● TO DO
Repeat the data below exactly, dropping any pictures it holds.

(Records from a data source)
»»

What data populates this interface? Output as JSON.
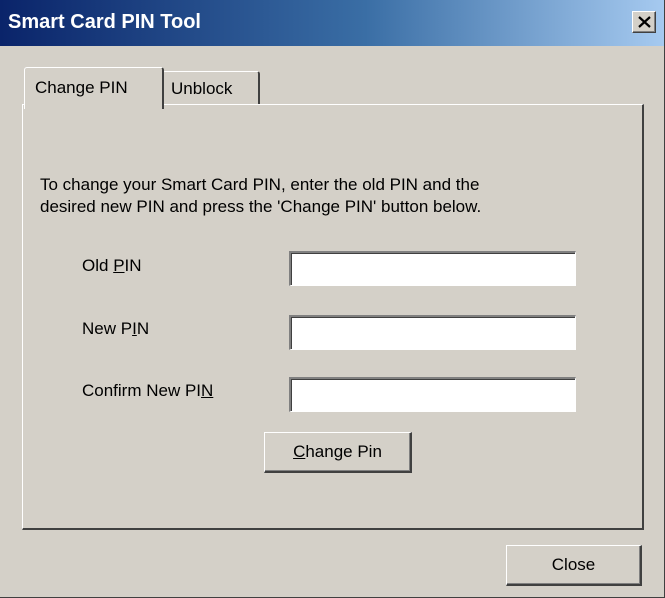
{
  "window": {
    "title": "Smart Card PIN Tool",
    "close_icon": "close-x-icon"
  },
  "tabs": [
    {
      "label": "Change PIN",
      "active": true
    },
    {
      "label": "Unblock",
      "active": false
    }
  ],
  "change_pin": {
    "instructions_line1": "To change your Smart Card PIN, enter the old PIN and the",
    "instructions_line2": "desired new PIN and press the 'Change PIN' button below.",
    "old_pin": {
      "label_pre": "Old ",
      "label_mnemonic": "P",
      "label_post": "IN",
      "value": ""
    },
    "new_pin": {
      "label_pre": "New P",
      "label_mnemonic": "I",
      "label_post": "N",
      "value": ""
    },
    "confirm_pin": {
      "label_pre": "Confirm New PI",
      "label_mnemonic": "N",
      "label_post": "",
      "value": ""
    },
    "button": {
      "label_mnemonic": "C",
      "label_post": "hange Pin"
    }
  },
  "footer": {
    "close_label": "Close"
  },
  "colors": {
    "face": "#d4d0c8",
    "title_start": "#0a246a",
    "title_end": "#a6caf0",
    "title_text": "#ffffff"
  }
}
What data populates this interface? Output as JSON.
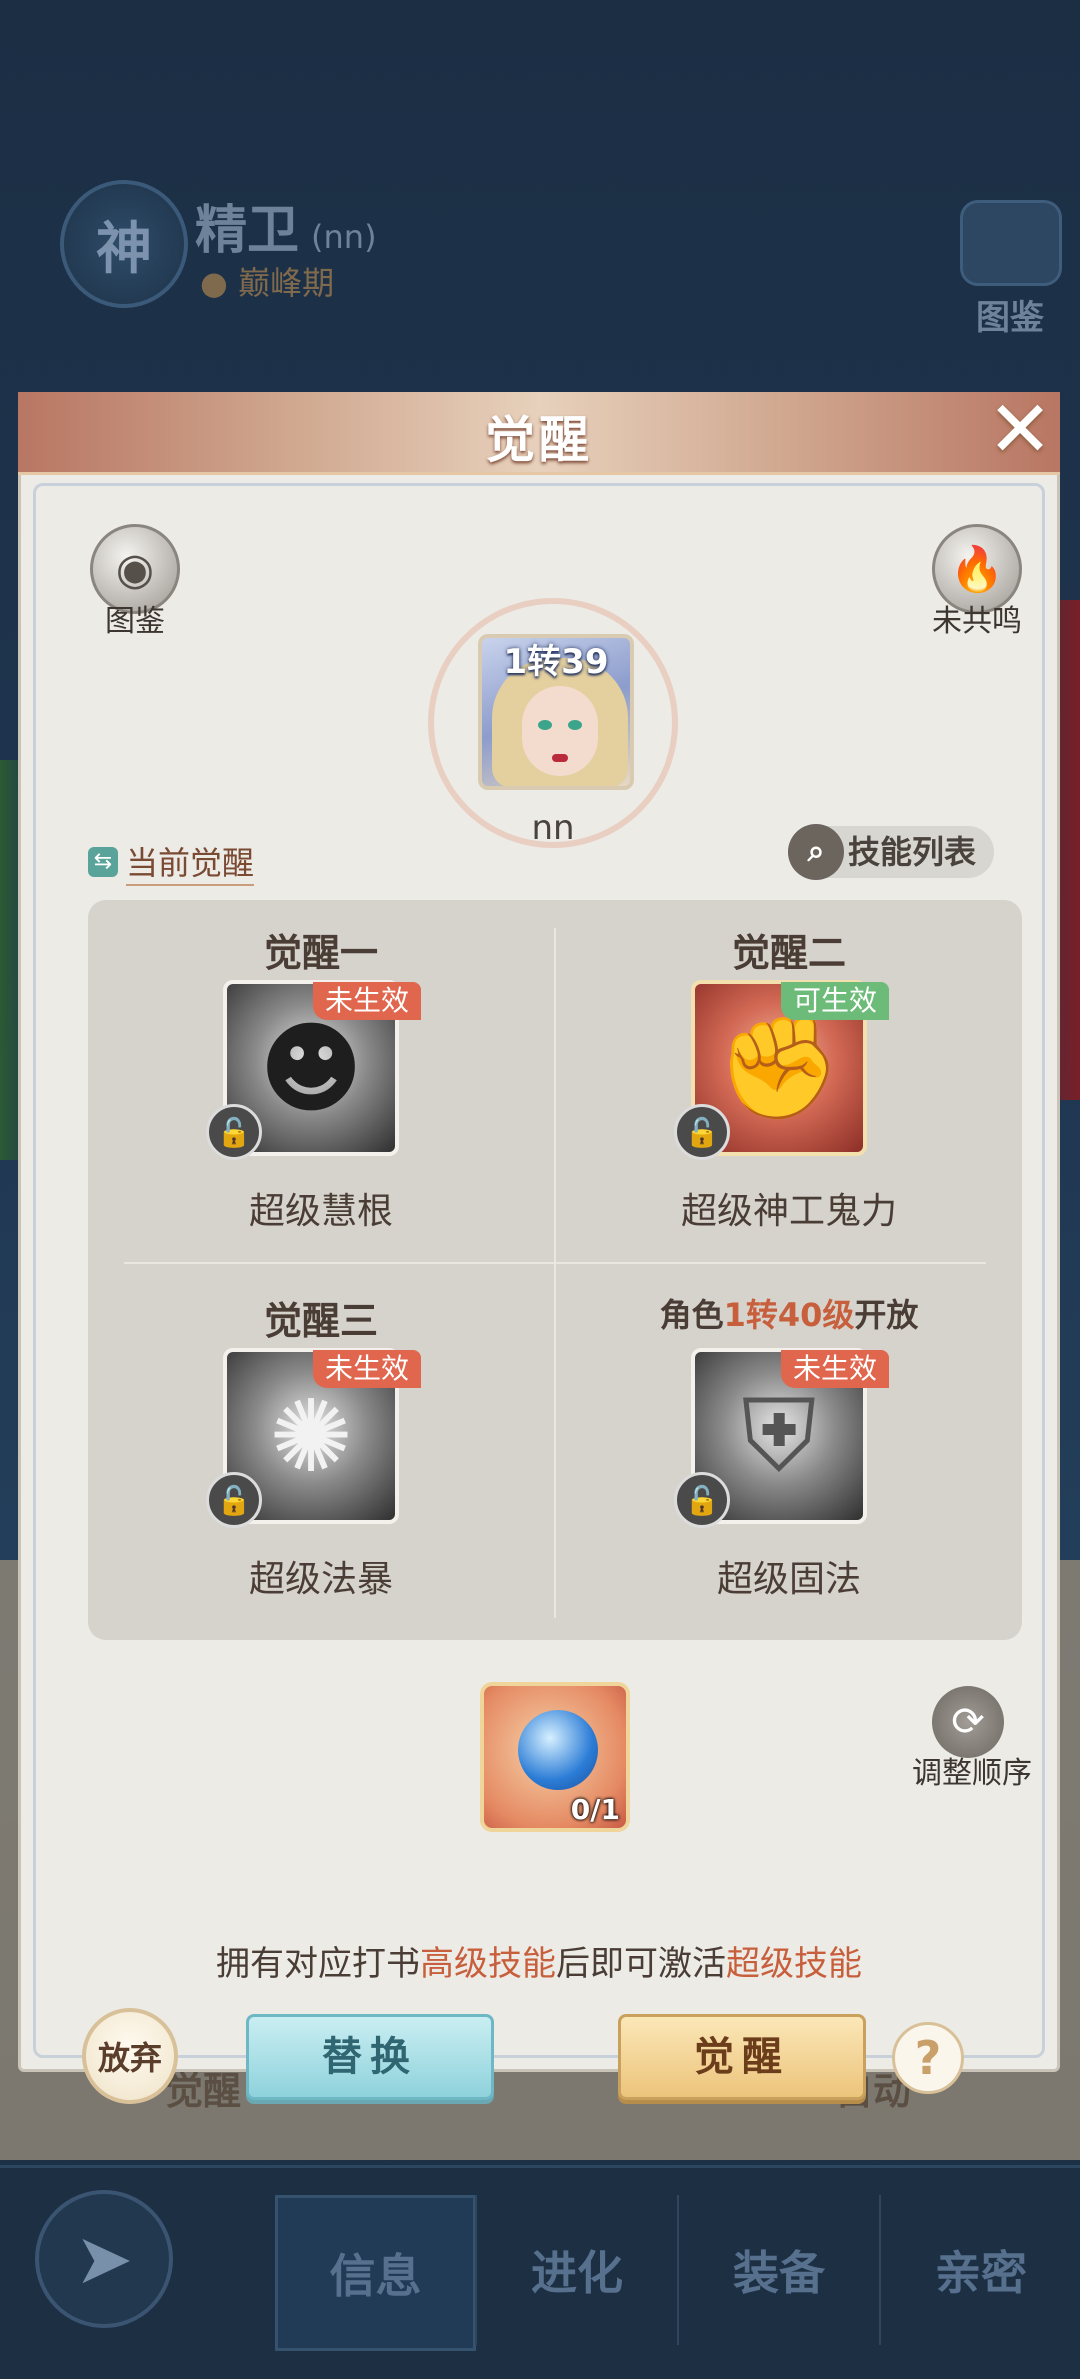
{
  "background": {
    "god_badge": "神",
    "hero_name": "精卫",
    "hero_tag": "(nn)",
    "hero_stage": "巅峰期",
    "atlas_label": "图鉴",
    "lower_left_label": "觉醒",
    "lower_right_label": "自动",
    "nav_tabs": [
      "信息",
      "进化",
      "装备",
      "亲密"
    ],
    "nav_back_icon": "back-arrow-icon"
  },
  "modal": {
    "title": "觉醒",
    "close_icon": "close-icon",
    "atlas_label": "图鉴",
    "resonance_label": "未共鸣",
    "portrait": {
      "level": "1转39",
      "name": "nn"
    },
    "current_awaken_label": "当前觉醒",
    "skill_list_label": "技能列表",
    "slots": [
      {
        "title": "觉醒一",
        "badge": "未生效",
        "badge_color": "#e0664e",
        "skill_name": "超级慧根",
        "icon": "mask-icon"
      },
      {
        "title": "觉醒二",
        "badge": "可生效",
        "badge_color": "#6dbb79",
        "skill_name": "超级神工鬼力",
        "icon": "fist-icon"
      },
      {
        "title": "觉醒三",
        "badge": "未生效",
        "badge_color": "#e0664e",
        "skill_name": "超级法暴",
        "icon": "burst-icon"
      },
      {
        "title_prefix": "角色",
        "title_highlight": "1转40级",
        "title_suffix": "开放",
        "badge": "未生效",
        "badge_color": "#e0664e",
        "skill_name": "超级固法",
        "icon": "shield-icon"
      }
    ],
    "item": {
      "count": "0/1",
      "icon": "spirit-orb-icon"
    },
    "reorder_label": "调整顺序",
    "hint": {
      "part1": "拥有对应打书",
      "highlight1": "高级技能",
      "part2": "后即可激活",
      "highlight2": "超级技能"
    },
    "buttons": {
      "abandon": "放弃",
      "replace": "替换",
      "awaken": "觉醒",
      "help": "?"
    },
    "colors": {
      "highlight": "#c85f3c",
      "title_bar": "#cfa58d"
    }
  }
}
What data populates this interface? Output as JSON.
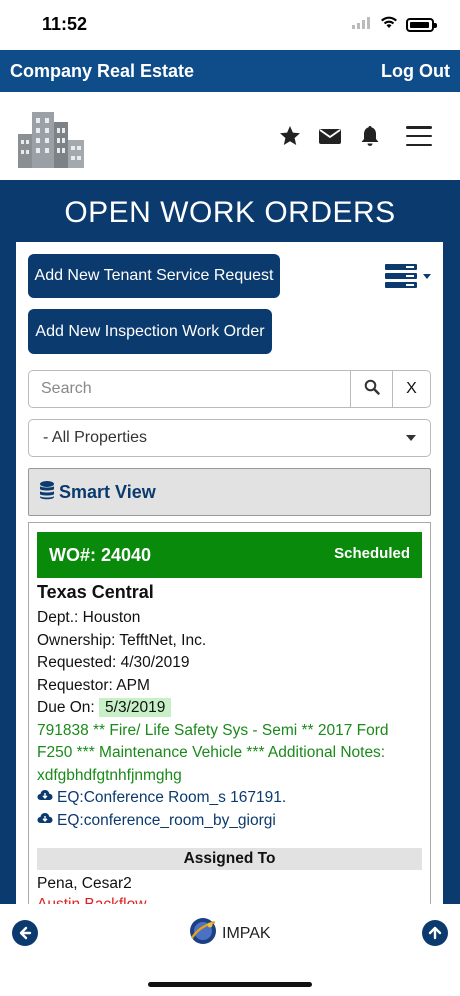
{
  "status_bar": {
    "time": "11:52"
  },
  "topbar": {
    "brand": "Company Real Estate",
    "logout_label": "Log Out"
  },
  "header": {
    "icons": [
      "star-icon",
      "envelope-icon",
      "bell-icon",
      "menu-icon"
    ]
  },
  "page": {
    "title": "OPEN WORK ORDERS"
  },
  "actions": {
    "tenant_request_label": "Add New Tenant Service Request",
    "inspection_label": "Add New Inspection Work Order"
  },
  "search": {
    "placeholder": "Search",
    "value": "",
    "clear_label": "X"
  },
  "filter": {
    "selected": "- All Properties"
  },
  "smart_view": {
    "label": "Smart View"
  },
  "work_order": {
    "number": "WO#: 24040",
    "status": "Scheduled",
    "property": "Texas Central",
    "dept": "Dept.: Houston",
    "ownership": "Ownership: TefftNet, Inc.",
    "requested": "Requested: 4/30/2019",
    "requestor": "Requestor: APM",
    "due_label": "Due On:",
    "due_date": "5/3/2019",
    "description": "791838 ** Fire/ Life Safety Sys - Semi ** 2017 Ford F250 *** Maintenance Vehicle *** Additional Notes: xdfgbhdfgtnhfjnmghg",
    "equipment": [
      "EQ:Conference Room_s 167191.",
      "EQ:conference_room_by_giorgi"
    ],
    "assigned_header": "Assigned To",
    "assigned_name": "Pena, Cesar2",
    "assigned_company": "Austin Backflow"
  },
  "bottom": {
    "brand": "IMPAK"
  },
  "colors": {
    "navy": "#0b3a6e",
    "topbar": "#0e4c8a",
    "scheduled_green": "#0a8a0a",
    "desc_green": "#1a8a1a",
    "alert_red": "#dd2222"
  }
}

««

● RESPONSE FOR THIS EXERCISE
What data populates this interface? Output as JSON.
{
  "window": {
    "title": "Smart Card PIN Tool",
    "close_icon": "close-x-icon"
  },
  "tabs": [
    {
      "label": "Change PIN",
      "active": true
    },
    {
      "label": "Unblock",
      "active": false
    }
  ],
  "change_pin": {
    "instructions_line1": "To change your Smart Card PIN, enter the old PIN and the",
    "instructions_line2": "desired new PIN and press the 'Change PIN' button below.",
    "old_pin": {
      "label_pre": "Old ",
      "label_mnemonic": "P",
      "label_post": "IN",
      "value": ""
    },
    "new_pin": {
      "label_pre": "New P",
      "label_mnemonic": "I",
      "label_post": "N",
      "value": ""
    },
    "confirm_pin": {
      "label_pre": "Confirm New PI",
      "label_mnemonic": "N",
      "label_post": "",
      "value": ""
    },
    "button": {
      "label_mnemonic": "C",
      "label_post": "hange Pin"
    }
  },
  "footer": {
    "close_label": "Close"
  },
  "colors": {
    "face": "#d4d0c8",
    "title_start": "#0a246a",
    "title_end": "#a6caf0",
    "title_text": "#ffffff"
  }
}
What data populates this interface? Output as JSON.
{
  "background": {
    "god_badge": "神",
    "hero_name": "精卫",
    "hero_tag": "(nn)",
    "hero_stage": "巅峰期",
    "atlas_label": "图鉴",
    "lower_left_label": "觉醒",
    "lower_right_label": "自动",
    "nav_tabs": [
      "信息",
      "进化",
      "装备",
      "亲密"
    ],
    "nav_back_icon": "back-arrow-icon"
  },
  "modal": {
    "title": "觉醒",
    "close_icon": "close-icon",
    "atlas_label": "图鉴",
    "resonance_label": "未共鸣",
    "portrait": {
      "level": "1转39",
      "name": "nn"
    },
    "current_awaken_label": "当前觉醒",
    "skill_list_label": "技能列表",
    "slots": [
      {
        "title": "觉醒一",
        "badge": "未生效",
        "badge_color": "#e0664e",
        "skill_name": "超级慧根",
        "icon": "mask-icon"
      },
      {
        "title": "觉醒二",
        "badge": "可生效",
        "badge_color": "#6dbb79",
        "skill_name": "超级神工鬼力",
        "icon": "fist-icon"
      },
      {
        "title": "觉醒三",
        "badge": "未生效",
        "badge_color": "#e0664e",
        "skill_name": "超级法暴",
        "icon": "burst-icon"
      },
      {
        "title_prefix": "角色",
        "title_highlight": "1转40级",
        "title_suffix": "开放",
        "badge": "未生效",
        "badge_color": "#e0664e",
        "skill_name": "超级固法",
        "icon": "shield-icon"
      }
    ],
    "item": {
      "count": "0/1",
      "icon": "spirit-orb-icon"
    },
    "reorder_label": "调整顺序",
    "hint": {
      "part1": "拥有对应打书",
      "highlight1": "高级技能",
      "part2": "后即可激活",
      "highlight2": "超级技能"
    },
    "buttons": {
      "abandon": "放弃",
      "replace": "替换",
      "awaken": "觉醒",
      "help": "?"
    },
    "colors": {
      "highlight": "#c85f3c",
      "title_bar": "#cfa58d"
    }
  }
}
What data populates this interface? Output as JSON.
{
  "status_bar": {
    "time": "11:52"
  },
  "topbar": {
    "brand": "Company Real Estate",
    "logout_label": "Log Out"
  },
  "header": {
    "icons": [
      "star-icon",
      "envelope-icon",
      "bell-icon",
      "menu-icon"
    ]
  },
  "page": {
    "title": "OPEN WORK ORDERS"
  },
  "actions": {
    "tenant_request_label": "Add New Tenant Service Request",
    "inspection_label": "Add New Inspection Work Order"
  },
  "search": {
    "placeholder": "Search",
    "value": "",
    "clear_label": "X"
  },
  "filter": {
    "selected": "- All Properties"
  },
  "smart_view": {
    "label": "Smart View"
  },
  "work_order": {
    "number": "WO#: 24040",
    "status": "Scheduled",
    "property": "Texas Central",
    "dept": "Dept.: Houston",
    "ownership": "Ownership: TefftNet, Inc.",
    "requested": "Requested: 4/30/2019",
    "requestor": "Requestor: APM",
    "due_label": "Due On:",
    "due_date": "5/3/2019",
    "description": "791838 ** Fire/ Life Safety Sys - Semi ** 2017 Ford F250 *** Maintenance Vehicle *** Additional Notes: xdfgbhdfgtnhfjnmghg",
    "equipment": [
      "EQ:Conference Room_s 167191.",
      "EQ:conference_room_by_giorgi"
    ],
    "assigned_header": "Assigned To",
    "assigned_name": "Pena, Cesar2",
    "assigned_company": "Austin Backflow"
  },
  "bottom": {
    "brand": "IMPAK"
  },
  "colors": {
    "navy": "#0b3a6e",
    "topbar": "#0e4c8a",
    "scheduled_green": "#0a8a0a",
    "desc_green": "#1a8a1a",
    "alert_red": "#dd2222"
  }
}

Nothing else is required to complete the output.